WHAT’S BEING CLAIMED:
- A Michigan woman sealed her eye shut after she mistook nail glue for eye drops.
- Both bottles were of the same shape and size, and she kept both in her purse.
- Her vision was saved after she quickly washed her eye and sought emergency treatment.
A woman almost lost her vision after she sealed her eye shut with nail glue mistaken for eye drops.
On April 15, Yacedrah Williams of Metro Detroit, Michigan, woke up to the feeling of dry eyes at around 1 a.m. She decided to use some eye drops to remedy the dryness before taking out her contact lenses. But as she fished for the bottle in her purse, she ended up taking the bottle of nail glue, which was of the same size, by mistake, she told ABC affiliate WXYZ.
It was only when the drop was about to fall into her eye that she realized it was the wrong bottle.
She said, “I was like ‘oh my goodness.’… It dropped in my eye and I tried to wipe it away and it sealed my eye shut.”
Yacedrah immediately rinsed her eye with cold water and tried to pry her eyelids apart but to no avail. Her eye “was completely shut,” so she frantically told her husband to call 911.
Her husband Derrick recalled, “She went into a panic… I tried to keep her from panicking but then I said, ‘Derrick, this is in her eye not yours.'”
Yacedrah did the right thing after her mistake by quickly washing her eye with water, says George Williams, director of the Beaumont Eye Institute at Beaumont Health, Michigan. Her contact lens also helped.
“If you ever get anything in your eye the immediate thing to do is try to flush your eye out,” he said. “Just either hold your head under a faucet, get a bottle of water, hold your eye open and just flood your eye. You’ll make a mess but you may save your vision.”
A similar incident with nail glue occurred in 2015 when a woman mistakenly handed nail glue to a friend who wanted eye drops to clear debris from her eye. The bottles of eye drops and nail glue were of the same shape and size, and some women keep both in their purse.

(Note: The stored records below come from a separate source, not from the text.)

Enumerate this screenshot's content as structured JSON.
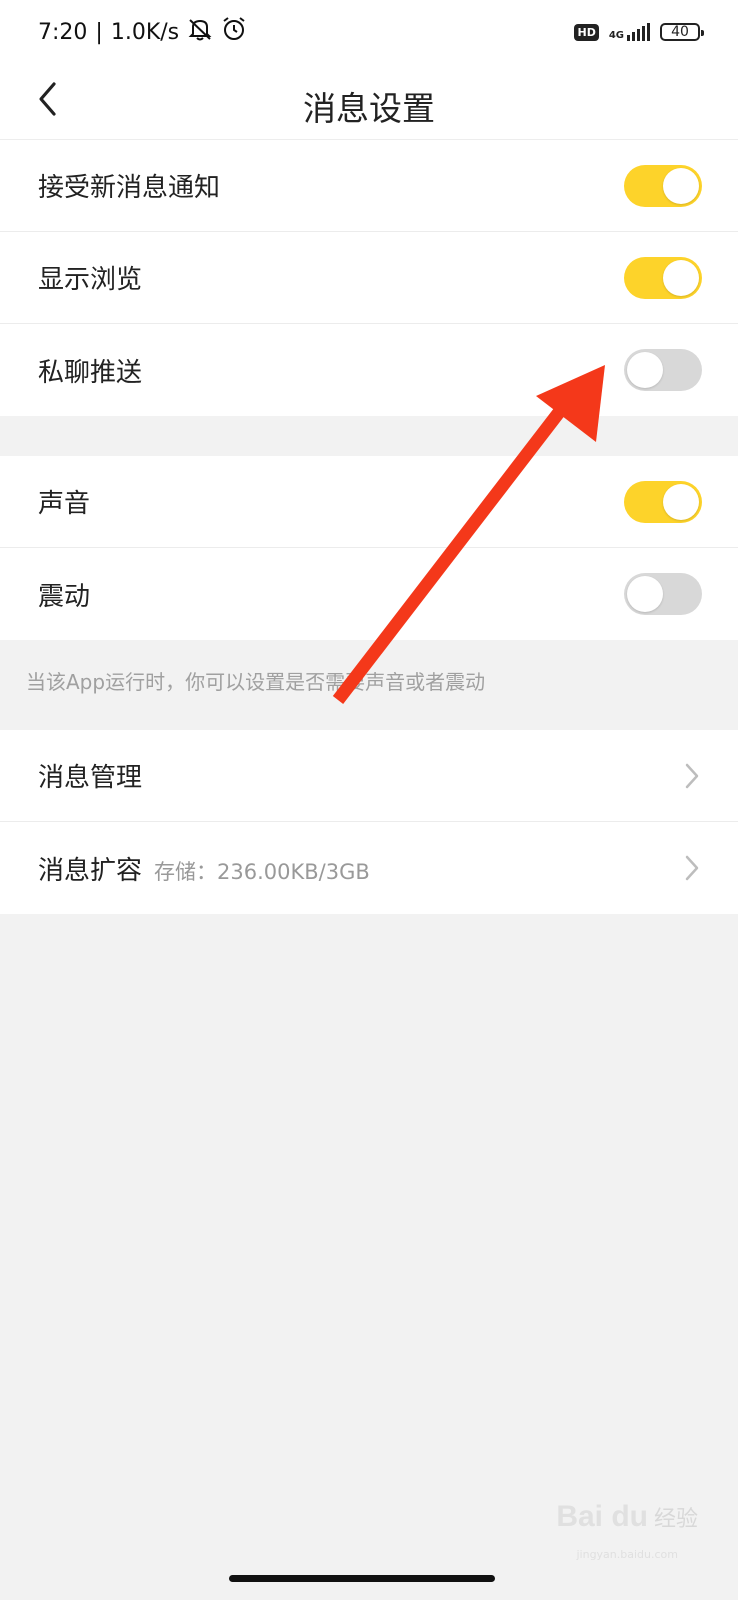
{
  "status_bar": {
    "time": "7:20",
    "separator": "|",
    "net_speed": "1.0K/s",
    "icons": [
      "bell-off-icon",
      "alarm-icon"
    ],
    "hd_label": "HD",
    "network_type": "4G",
    "battery_level": "40"
  },
  "header": {
    "title": "消息设置",
    "back_icon": "chevron-left-icon"
  },
  "group1": [
    {
      "label": "接受新消息通知",
      "enabled": true
    },
    {
      "label": "显示浏览",
      "enabled": true
    },
    {
      "label": "私聊推送",
      "enabled": false
    }
  ],
  "group2": [
    {
      "label": "声音",
      "enabled": true
    },
    {
      "label": "震动",
      "enabled": false
    }
  ],
  "hint_text": "当该App运行时，你可以设置是否需要声音或者震动",
  "group3": [
    {
      "label": "消息管理",
      "sub": ""
    },
    {
      "label": "消息扩容",
      "sub": "存储：236.00KB/3GB"
    }
  ],
  "colors": {
    "accent": "#fdd32a",
    "toggle_off": "#d8d8d8",
    "annotation_arrow": "#f4381a",
    "background": "#f2f2f2"
  },
  "watermark": {
    "logo": "Bai du",
    "text": "经验",
    "url": "jingyan.baidu.com"
  }
}
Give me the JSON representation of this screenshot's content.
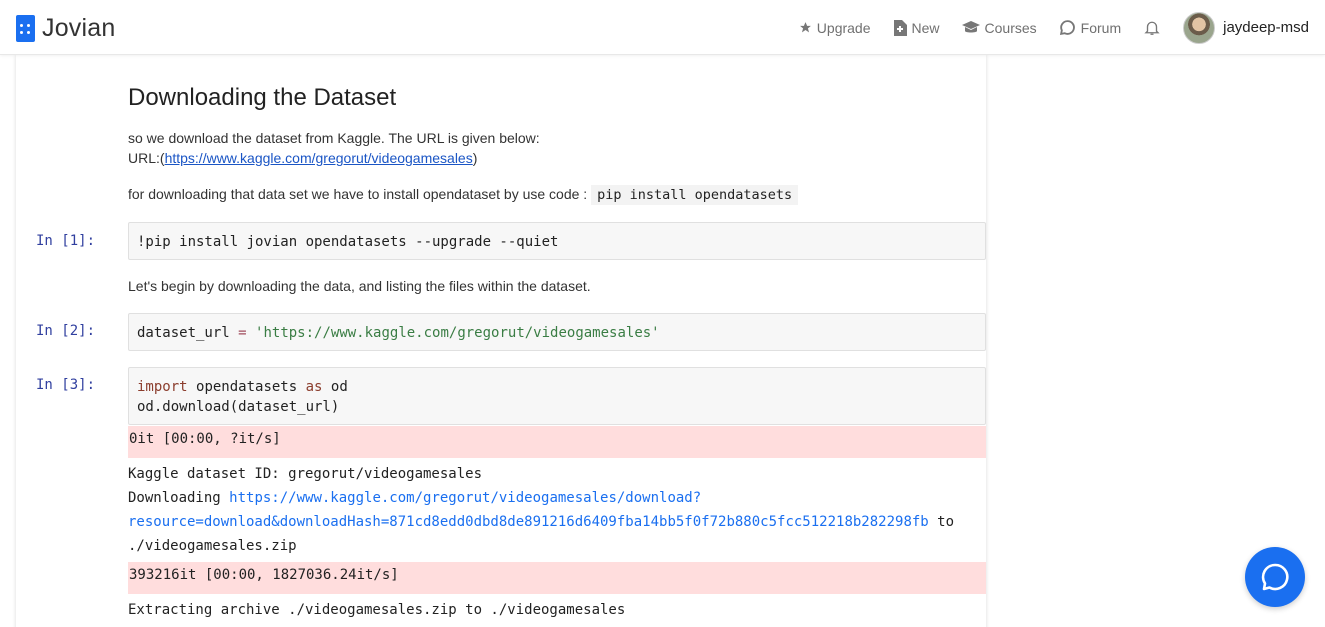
{
  "header": {
    "logo_text": "Jovian",
    "nav": {
      "upgrade": "Upgrade",
      "new": "New",
      "courses": "Courses",
      "forum": "Forum"
    },
    "username": "jaydeep-msd"
  },
  "notebook": {
    "heading": "Downloading the Dataset",
    "intro_line1": "so we download the dataset from Kaggle. The URL is given below:",
    "url_prefix": "URL:(",
    "url_link": "https://www.kaggle.com/gregorut/videogamesales",
    "url_suffix": ")",
    "install_text": "for downloading that data set we have to install opendataset by use code :",
    "install_code": "pip install opendatasets",
    "cell1": {
      "prompt": "In [1]:",
      "code": "!pip install jovian opendatasets --upgrade --quiet"
    },
    "md2": "Let's begin by downloading the data, and listing the files within the dataset.",
    "cell2": {
      "prompt": "In [2]:",
      "var": "dataset_url",
      "op": "=",
      "string": "'https://www.kaggle.com/gregorut/videogamesales'"
    },
    "cell3": {
      "prompt": "In [3]:",
      "kw_import": "import",
      "module": "opendatasets",
      "kw_as": "as",
      "alias": "od",
      "line2": "od.download(dataset_url)",
      "stderr1": "0it [00:00, ?it/s]",
      "out_line1": "Kaggle dataset ID:  gregorut/videogamesales",
      "out_downloading": "Downloading",
      "out_link_part1": "https://www.kaggle.com/gregorut/videogamesales/download?",
      "out_link_part2": "resource=download&downloadHash=871cd8edd0dbd8de891216d6409fba14bb5f0f72b880c5fcc512218b282298fb",
      "out_to": "to",
      "out_file": "./videogamesales.zip",
      "stderr2": "393216it [00:00, 1827036.24it/s]",
      "out_extract": "Extracting archive ./videogamesales.zip to ./videogamesales"
    }
  },
  "colors": {
    "accent": "#1a6ff0",
    "stderr_bg": "#ffdddd",
    "prompt": "#303f9f"
  }
}
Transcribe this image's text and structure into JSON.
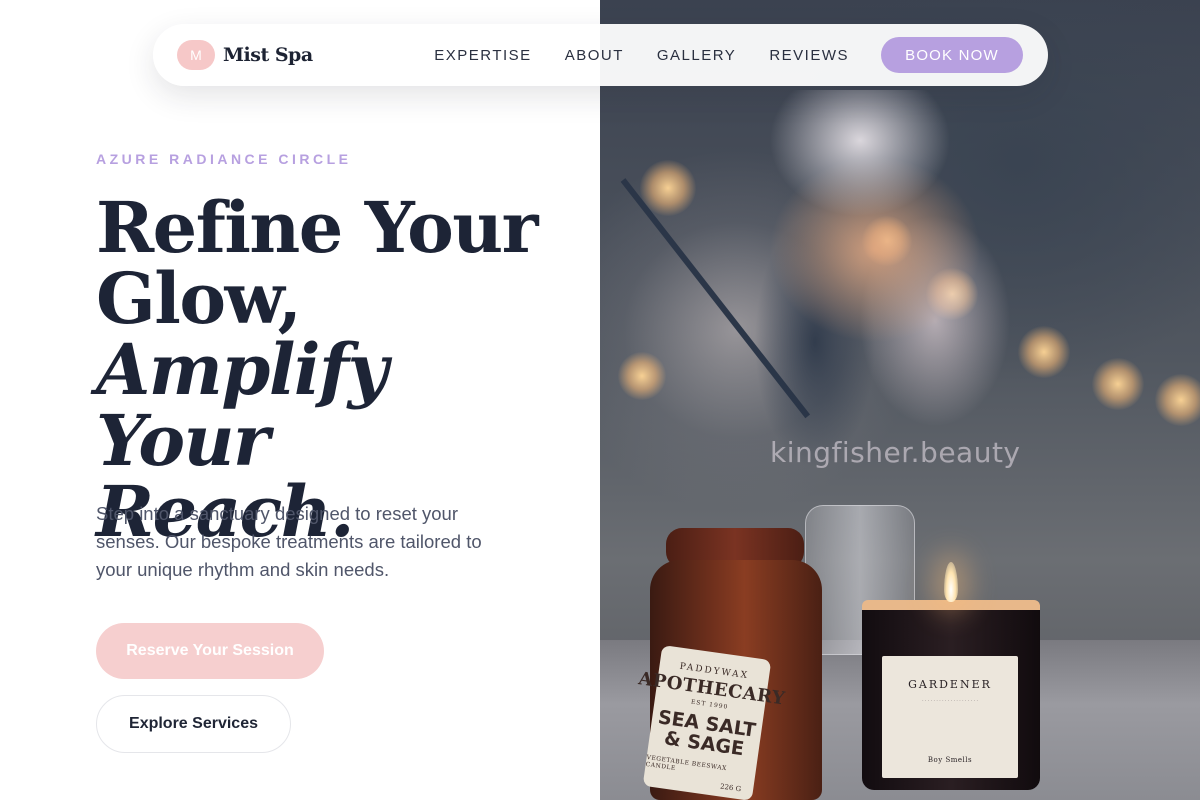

Such accidental injuries are not uncommon. Household items, such as bleach and oven cleaner, cause about 125,000 eye injuries each year, the American Academy of Ophthalmology reports.
Anyone who gets chemicals in their eye should immediately wash the area with clean water and seek emergency treatment. Anyone who faces serious eye injuries should not try to self-treat but have themselves examined by a medical doctor or an ophthalmologist, the organization advises.